An airplane cleaner was reported positive for the SARS-CoV-2 virus on Tuesday, after their infection was picked up during routine testing. Airside cleaning workers are required to get tested at least once every 14 days, and anyone who spends more than 15 minutes on board an affected aircraft, every seven days.
Genomic testing overnight linked the case to an infected person who arrived in the country on April 10, COVID-19 Response Minister Chris Hipkins said on Wednesday.
"This person has followed all the rules and done all the right things," he told The AM Show.
In addition to being tested and following hygiene protocols, that included being fully vaccinated. So just how did they catch the virus, which has killed more than 3 million people to date?
Firstly, vaccines aren't foolproof. The one being used here, made by Pfizer and BioNTech, is about 95 percent effective according to trials and real-world data from Israel's speedy rollout.
"There's a 5 percent failure rate, one in 20," medical director of Royal NZ College of GPs Bryan Betty told Newshub.
"So we know... a number of people could still contract COVID. We're not sure the implications of that - whether they can still spread COVID - but it's something we need to be aware of."
But there's also a chance the airport case is one of the lucky 95 percent and the vaccine is doing its job, says University of Otago professor of public health Michael Baker.
"This would be consistent with the idea that the vaccine, it's mainly designed and the trials are set up to determine if the vaccine stops you getting symptomatic illness, and it looks like that may be what the vaccine's done in this instance.
"This person was only detected because of routine testing. So it may be consistent with the idea that this vaccine was just as effective as we know it is."
In other words, the vaccine is designed to stop people getting sick if they're exposed to the virus; this person was exposed but had no idea until a routine test picked it up.
"The vaccine is designed to stop you getting sick - symptomatic illness," said Dr Baker. "That doesn't seem to be what this person has.
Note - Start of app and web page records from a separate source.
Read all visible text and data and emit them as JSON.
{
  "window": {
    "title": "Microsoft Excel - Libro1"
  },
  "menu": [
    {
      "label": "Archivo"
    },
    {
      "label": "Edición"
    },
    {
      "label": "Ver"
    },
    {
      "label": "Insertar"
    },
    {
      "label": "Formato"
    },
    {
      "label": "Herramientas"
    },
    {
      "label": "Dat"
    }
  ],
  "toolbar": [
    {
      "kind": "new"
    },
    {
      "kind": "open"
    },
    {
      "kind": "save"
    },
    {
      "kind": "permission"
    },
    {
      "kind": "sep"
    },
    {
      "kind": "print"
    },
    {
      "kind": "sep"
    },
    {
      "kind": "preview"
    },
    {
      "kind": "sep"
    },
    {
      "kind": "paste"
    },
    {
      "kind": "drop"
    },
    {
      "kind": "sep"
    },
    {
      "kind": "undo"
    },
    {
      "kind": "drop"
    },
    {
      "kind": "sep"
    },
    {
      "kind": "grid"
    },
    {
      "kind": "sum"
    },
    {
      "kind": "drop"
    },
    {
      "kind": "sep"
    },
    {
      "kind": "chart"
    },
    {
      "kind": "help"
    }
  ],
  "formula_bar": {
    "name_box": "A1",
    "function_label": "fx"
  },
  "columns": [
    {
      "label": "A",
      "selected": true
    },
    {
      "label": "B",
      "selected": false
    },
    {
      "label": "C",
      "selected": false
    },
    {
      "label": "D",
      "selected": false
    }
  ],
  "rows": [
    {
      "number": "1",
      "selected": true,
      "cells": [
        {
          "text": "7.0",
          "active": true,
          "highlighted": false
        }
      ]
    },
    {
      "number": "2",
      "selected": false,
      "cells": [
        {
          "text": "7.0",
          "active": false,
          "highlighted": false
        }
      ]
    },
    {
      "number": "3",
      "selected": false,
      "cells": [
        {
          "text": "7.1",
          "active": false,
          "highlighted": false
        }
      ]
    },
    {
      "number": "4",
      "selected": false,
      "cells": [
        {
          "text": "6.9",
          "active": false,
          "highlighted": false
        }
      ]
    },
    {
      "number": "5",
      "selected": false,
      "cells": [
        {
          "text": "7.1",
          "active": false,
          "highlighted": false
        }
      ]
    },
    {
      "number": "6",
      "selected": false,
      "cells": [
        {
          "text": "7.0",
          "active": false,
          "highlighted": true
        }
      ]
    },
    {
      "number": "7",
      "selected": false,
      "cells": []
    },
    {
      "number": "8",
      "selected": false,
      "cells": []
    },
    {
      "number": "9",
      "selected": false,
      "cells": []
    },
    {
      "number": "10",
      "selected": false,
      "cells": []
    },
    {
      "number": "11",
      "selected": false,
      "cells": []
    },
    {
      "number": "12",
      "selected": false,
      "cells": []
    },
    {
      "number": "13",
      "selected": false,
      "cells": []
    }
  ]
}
That's consistent with the vaccine doing its job."
There is growing evidence that by reducing symptomatic illness, the vaccines also reduce transmission - while it's not known for sure just yet if that's happening, vaccines for other diseases work that way.
"It's likely that the vaccine will have decreased their levels of infectivity to others,' said Dr Baker. "We don't know yet whether the vaccine entirely stops transmission, but certainly someone in this situation - who's fully vaccinated and has no symptoms - is far less likely to infect other people than someone who has symptomatic illness."
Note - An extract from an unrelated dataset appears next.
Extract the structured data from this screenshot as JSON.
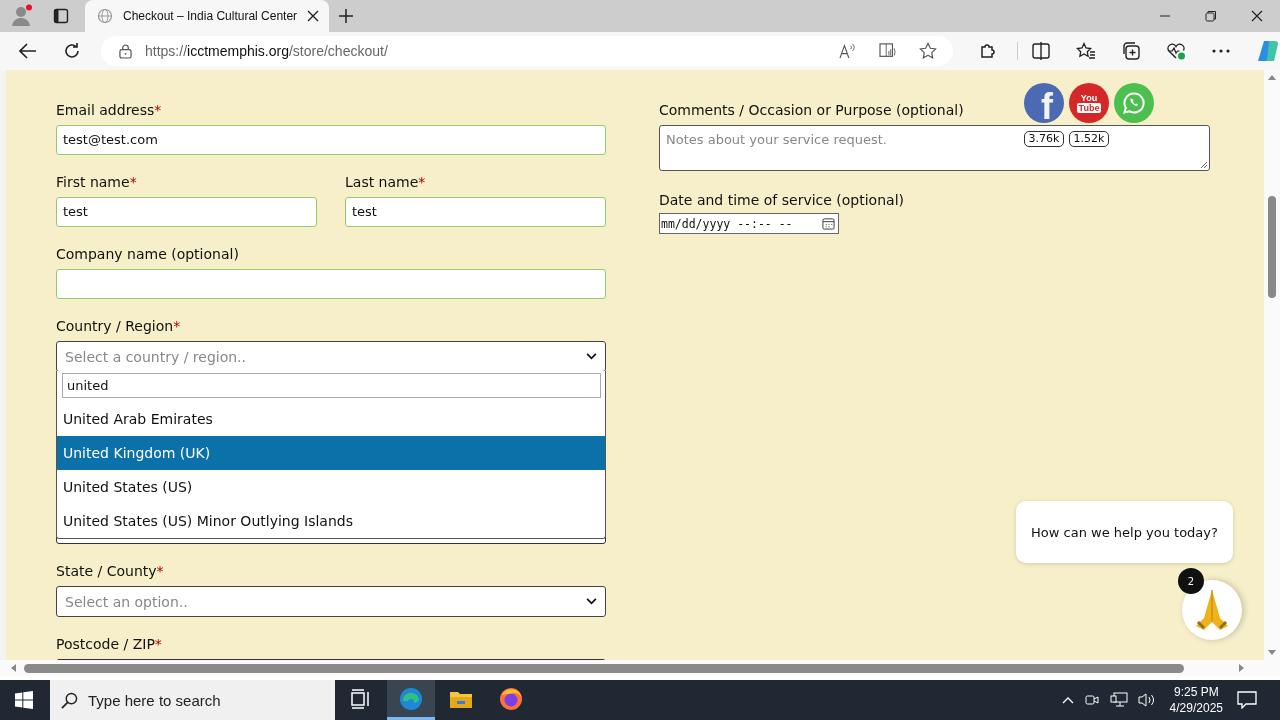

While some experts - notably Dr Baker's University of Otago colleague epidemiologist Nick Wilson - have labelled the latest case a border failure, he doesn't see it that way.
"This in many ways shows the system is working well - it's picking up infected people early."
While the airport cleaner's infection has been linked to an imported case, it remains to be discovered just how the virus was transmitted.
"That's the big mystery with this case... did they have contacts with other border workers who did have front-facing roles? Because at the moment, there's really no evidence of people getting the infection from cleaning aircraft or surfaces that might have been touched by a case that arrived in New Zealand."
There was one high-profile previous suspected case of transmission via surfaces - a rubbish bin in a managed isolation facility. A later study found that was highly unlikely, the infection more likely to have been spread via the unventilated air in the hotel's hallway.